On Tuesday, Missouri became the first state to ban “meat” from the product labels of plant-based and lab-grown alternatives. The new law, part of a larger agricultural bill, prohibits “misrepresenting a product as meat” if it doesn’t come directly from an animal. Violators are subject to a fine of $1,000 and — wait for it — a year in prison.
Harsh punishment for calling vegetarian sausage “sausage,” huh? Tofurky seems to think so. The vegan company filed a lawsuit against Missouri on Monday to block the law, joined by the Good Food Institute, Animal Legal Defense Fund, and American Civil Liberties Union of Missouri. The suit seeks to defend the right to market meatless products with meaty words on First Amendment grounds.
The Missouri Cattlemen’s Association lobbied to pass the law. The beef industry has been working to protect what it calls “beef nomenclature” with stricter labeling rules, which could potentially leave environmentally friendlier plant-based or lab-grown options with some unappetizing names (anyone want some textured vegetable protein for dinner?). In April, the National Cattlemen’s Beef Association president wrote to the U.S. Department of Agriculture to raise the alarm over the “flagrantly deceptive food product labels proliferating the marketplace.”

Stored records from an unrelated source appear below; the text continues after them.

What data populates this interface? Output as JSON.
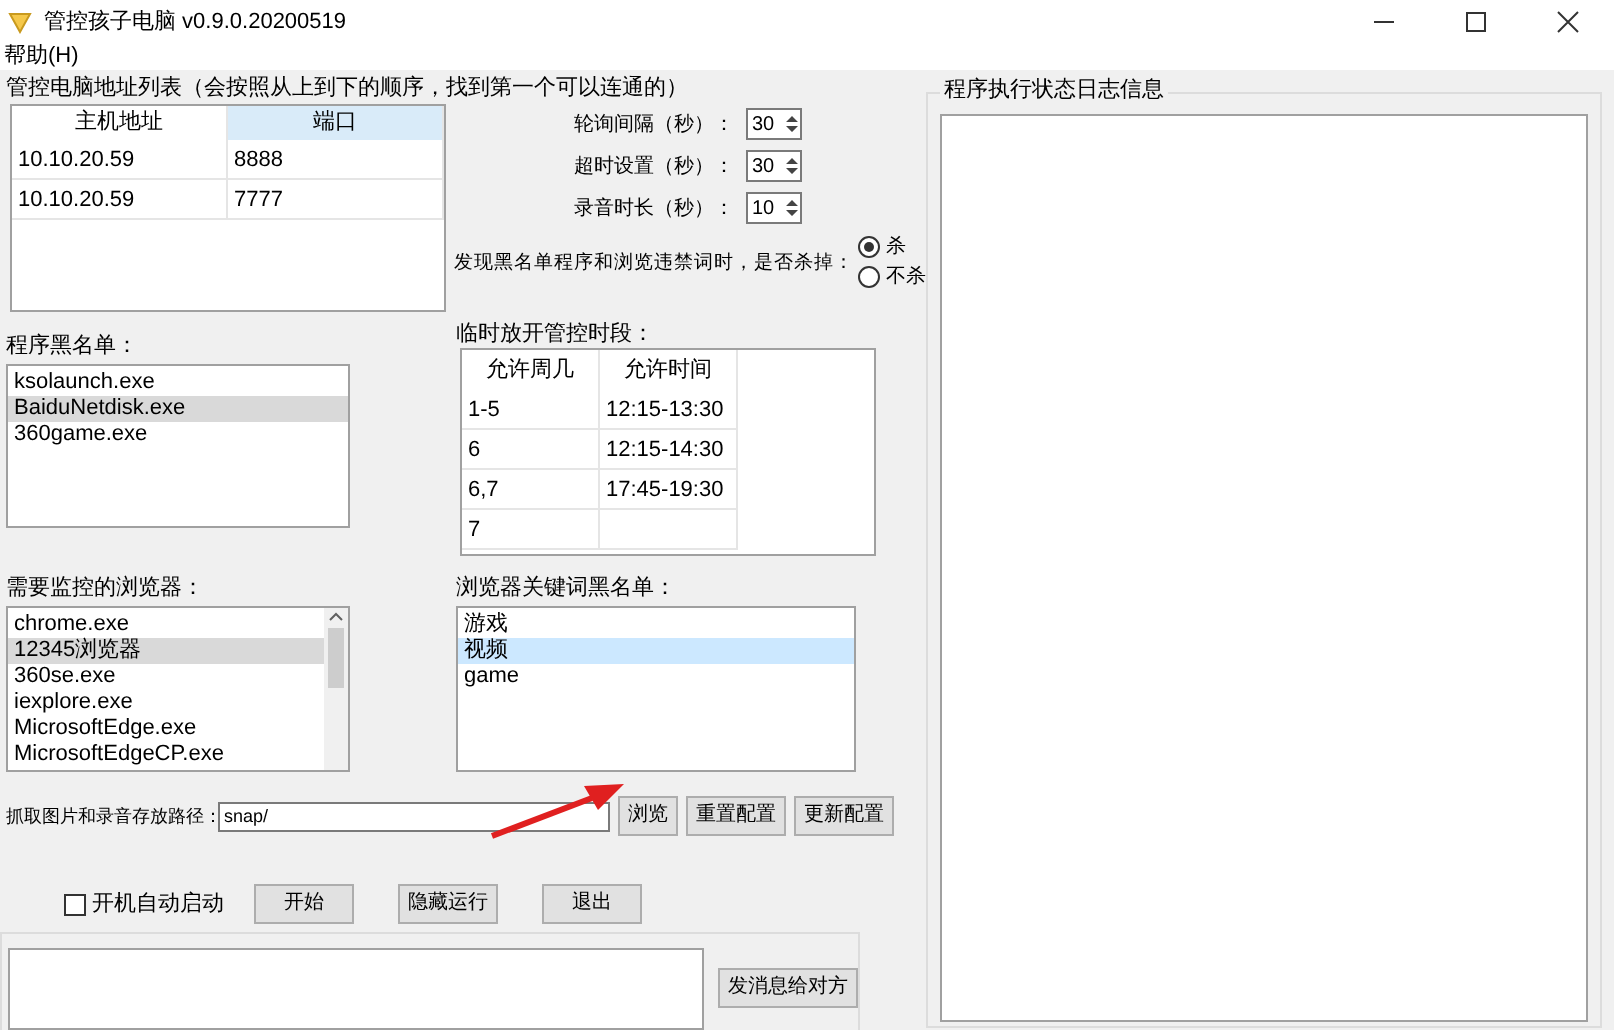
{
  "window": {
    "title": "管控孩子电脑 v0.9.0.20200519"
  },
  "menu": [
    "帮助(H)"
  ],
  "address_list": {
    "label": "管控电脑地址列表（会按照从上到下的顺序，找到第一个可以连通的）",
    "columns": [
      "主机地址",
      "端口"
    ],
    "rows": [
      [
        "10.10.20.59",
        "8888"
      ],
      [
        "10.10.20.59",
        "7777"
      ]
    ]
  },
  "spinners": [
    {
      "label": "轮询间隔（秒）：",
      "value": "30"
    },
    {
      "label": "超时设置（秒）：",
      "value": "30"
    },
    {
      "label": "录音时长（秒）：",
      "value": "10"
    }
  ],
  "kill_option": {
    "label": "发现黑名单程序和浏览违禁词时，是否杀掉：",
    "options": [
      {
        "label": "杀",
        "selected": true
      },
      {
        "label": "不杀",
        "selected": false
      }
    ]
  },
  "temp_open": {
    "label": "临时放开管控时段：",
    "columns": [
      "允许周几",
      "允许时间"
    ],
    "rows": [
      [
        "1-5",
        "12:15-13:30"
      ],
      [
        "6",
        "12:15-14:30"
      ],
      [
        "6,7",
        "17:45-19:30"
      ],
      [
        "7"
      ]
    ]
  },
  "blacklist": {
    "label": "程序黑名单：",
    "items": [
      {
        "text": "ksolaunch.exe",
        "selected": false
      },
      {
        "text": "BaiduNetdisk.exe",
        "selected": true
      },
      {
        "text": "360game.exe",
        "selected": false
      }
    ]
  },
  "browsers": {
    "label": "需要监控的浏览器：",
    "items": [
      {
        "text": "chrome.exe",
        "selected": false
      },
      {
        "text": "12345浏览器",
        "selected": true
      },
      {
        "text": "360se.exe",
        "selected": false
      },
      {
        "text": "iexplore.exe",
        "selected": false
      },
      {
        "text": "MicrosoftEdge.exe",
        "selected": false
      },
      {
        "text": "MicrosoftEdgeCP.exe",
        "selected": false
      }
    ]
  },
  "keywords": {
    "label": "浏览器关键词黑名单：",
    "items": [
      {
        "text": "游戏",
        "selected": false
      },
      {
        "text": "视频",
        "selected": true
      },
      {
        "text": "game",
        "selected": false
      }
    ]
  },
  "path": {
    "label": "抓取图片和录音存放路径：",
    "value": "snap/",
    "buttons": [
      "浏览",
      "重置配置",
      "更新配置"
    ]
  },
  "autostart": {
    "label": "开机自动启动",
    "checked": false
  },
  "actions": [
    "开始",
    "隐藏运行",
    "退出"
  ],
  "message": {
    "button": "发消息给对方"
  },
  "log": {
    "label": "程序执行状态日志信息"
  }
}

To counter the claim that “vegan bacon” and the like are confusing shoppers, Tofurky’s lawsuit includes a surprising etymology lesson. The text points out that “the very oldest usages of the term ‘meat,’ and its analogues in the predecessor languages to Modern English … are to describe nourishment or food generally.”
We’ve used the word “meat” in this broader sense since the 9th century, Kory Stamper, lexicographer and author of Word by Word: The Secret Life of Dictionaries, told me last month during our conversation about similar tactics over the label “milk.”
Old English speakers used the word to refer specifically to animal flesh in the 1300s, Stamper said. But just a century later, people were also using it for the flesh of a fruit or a nut, like the meat of a walnut — another factoid cited by Tofurky’s lawsuit.
The suit notes that plant-based product labels have included words like “beef” and “sausage” for decades. It suggests that this practice has resulted in little confusion for shoppers: “[T]here have been no consumer protection lawsuits in Missouri — or any other state — challenging the accuracy of plant-based meat products’ marketing or packaging.”
If Missouri’s law stands, it could end up setting the standards for the whole country. As Quartz reports, it’s a big pain for food companies to tweak their packaging for just one state.
The U.S. has seen battles over vegan terminology before, like the vegan “mayo” controversy of 2015. And last month brought news that the FDA was officially reviewing the question of whether almond milk can be labeled as milk (after all, “an almond doesn’t lactate,” according to the FDA commissioner).
While Missouri is the first state to legislate a restricted definition of meat, there’s an international precedent: The language purists in charge of France approved a similar meat terminology ban in April.